▶ WHAT NEEDS TO BE DONE
Determine how many lines of the data include the word "name", and write only that number.

▶ SUPPLIED RECORDS
________________________________________
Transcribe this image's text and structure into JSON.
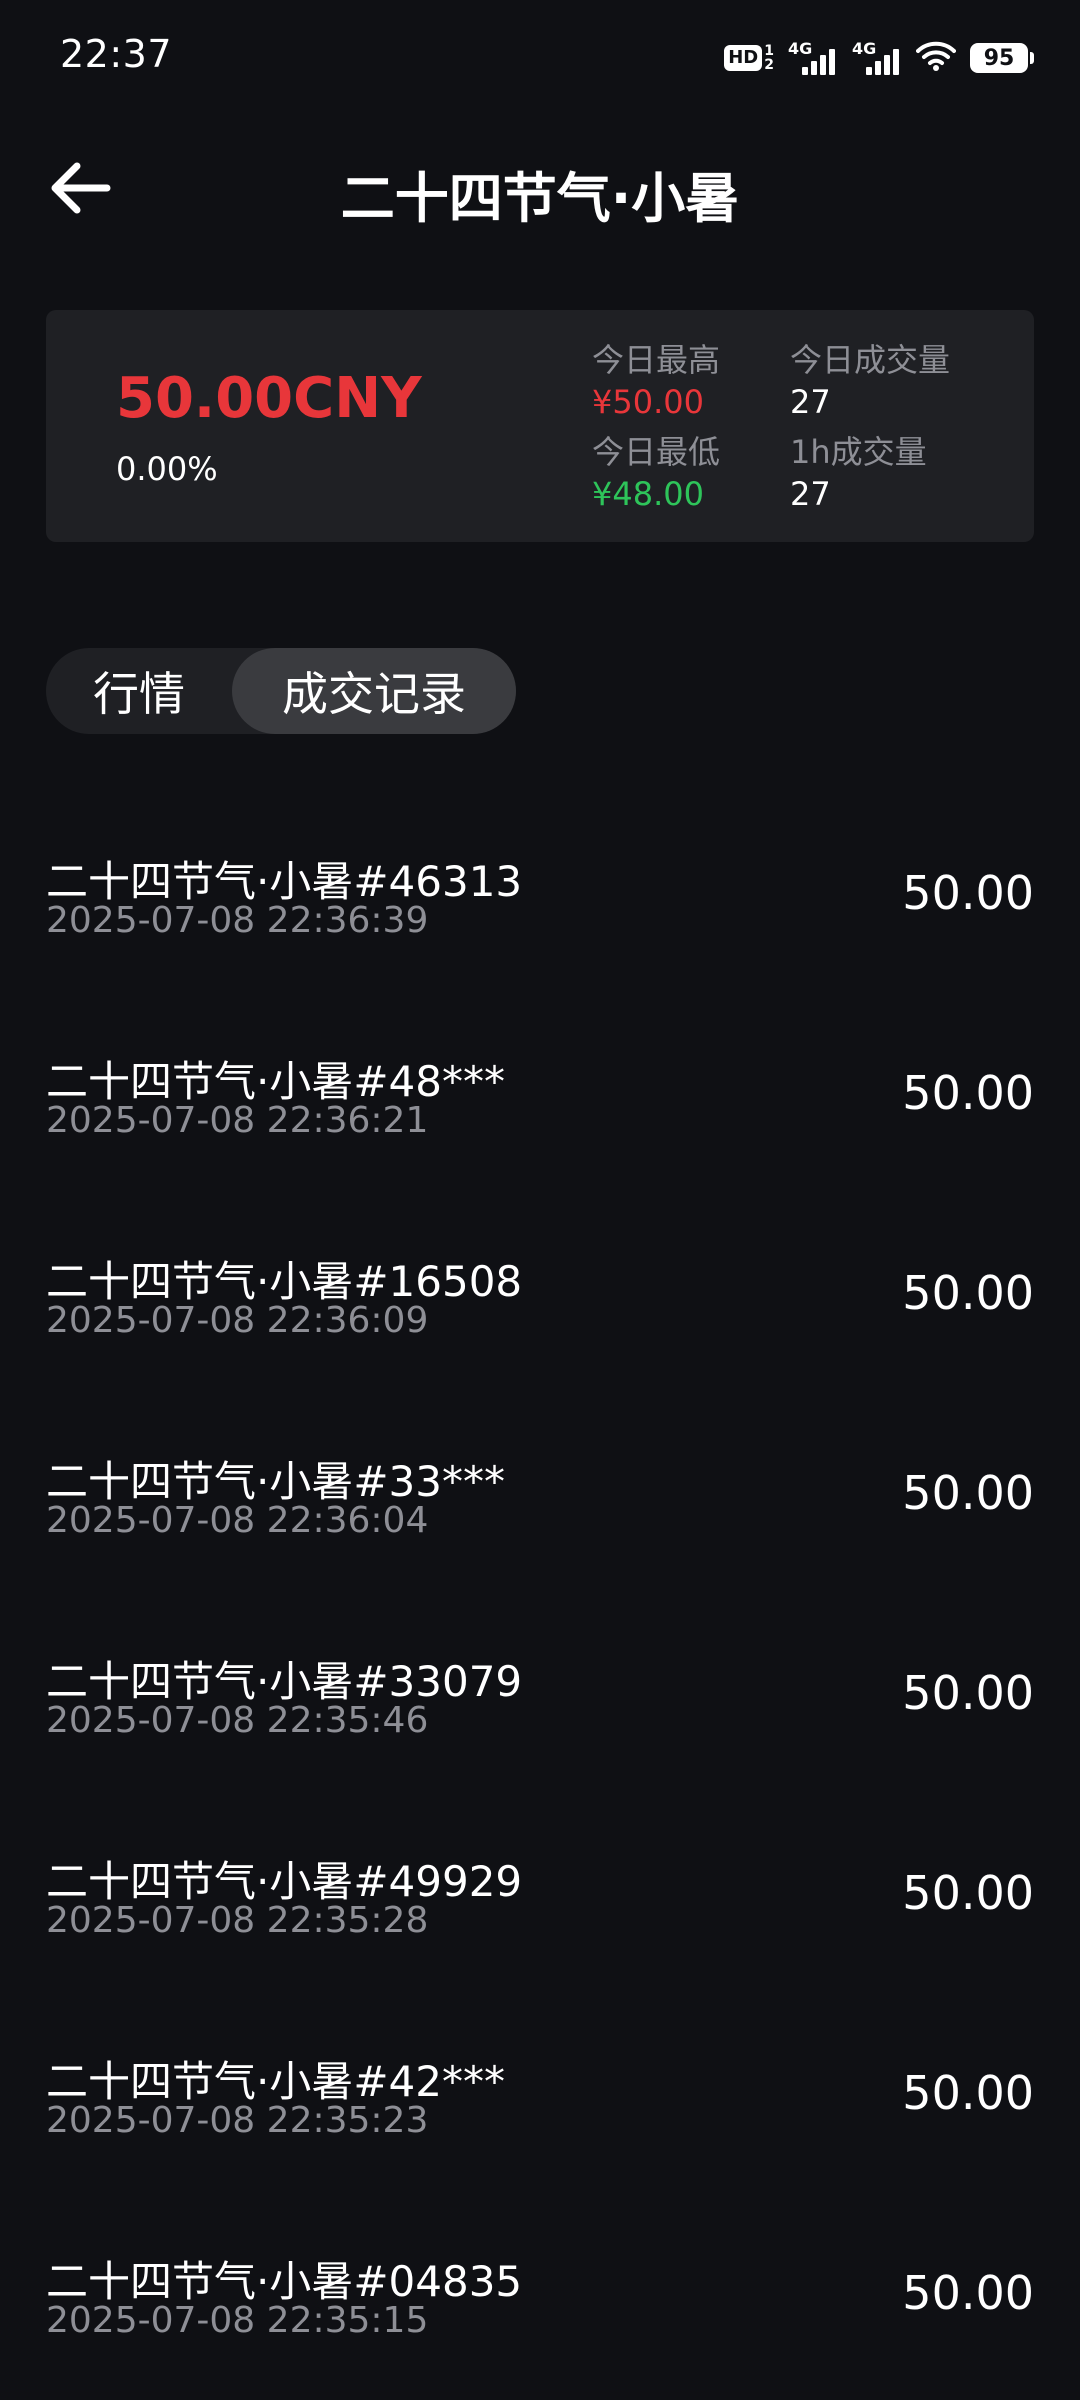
{
  "status_bar": {
    "time": "22:37",
    "hd_label": "HD",
    "hd_sub_top": "1",
    "hd_sub_bottom": "2",
    "network_1": "4G",
    "network_2": "4G",
    "battery": "95",
    "icons": [
      "hd-icon",
      "signal-icon",
      "signal-icon",
      "wifi-icon",
      "battery-icon"
    ]
  },
  "header": {
    "back_icon": "arrow-left-icon",
    "title": "二十四节气·小暑"
  },
  "summary": {
    "price": "50.00CNY",
    "change": "0.00%",
    "high_label": "今日最高",
    "high_value": "¥50.00",
    "volume_label": "今日成交量",
    "volume_value": "27",
    "low_label": "今日最低",
    "low_value": "¥48.00",
    "volume_1h_label": "1h成交量",
    "volume_1h_value": "27",
    "colors": {
      "price": "#e8363a",
      "high": "#e8363a",
      "low": "#2ec45a"
    }
  },
  "tabs": {
    "market": "行情",
    "trades": "成交记录",
    "active": "trades"
  },
  "trades": [
    {
      "name": "二十四节气·小暑#46313",
      "time": "2025-07-08 22:36:39",
      "price": "50.00"
    },
    {
      "name": "二十四节气·小暑#48***",
      "time": "2025-07-08 22:36:21",
      "price": "50.00"
    },
    {
      "name": "二十四节气·小暑#16508",
      "time": "2025-07-08 22:36:09",
      "price": "50.00"
    },
    {
      "name": "二十四节气·小暑#33***",
      "time": "2025-07-08 22:36:04",
      "price": "50.00"
    },
    {
      "name": "二十四节气·小暑#33079",
      "time": "2025-07-08 22:35:46",
      "price": "50.00"
    },
    {
      "name": "二十四节气·小暑#49929",
      "time": "2025-07-08 22:35:28",
      "price": "50.00"
    },
    {
      "name": "二十四节气·小暑#42***",
      "time": "2025-07-08 22:35:23",
      "price": "50.00"
    },
    {
      "name": "二十四节气·小暑#04835",
      "time": "2025-07-08 22:35:15",
      "price": "50.00"
    }
  ]
}
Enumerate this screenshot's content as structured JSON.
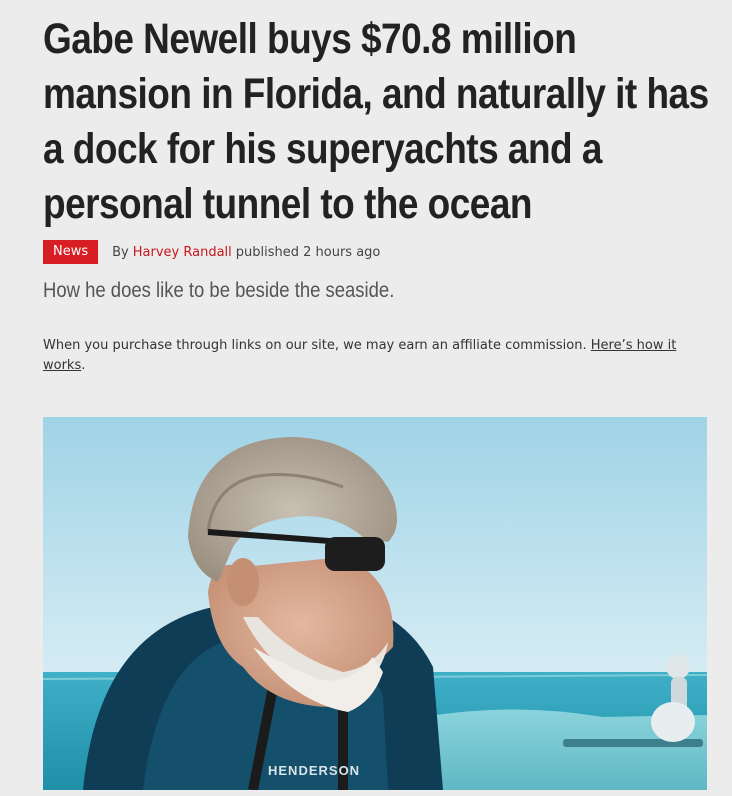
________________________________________
▶ RESPONSE TO THE EXERCISE
8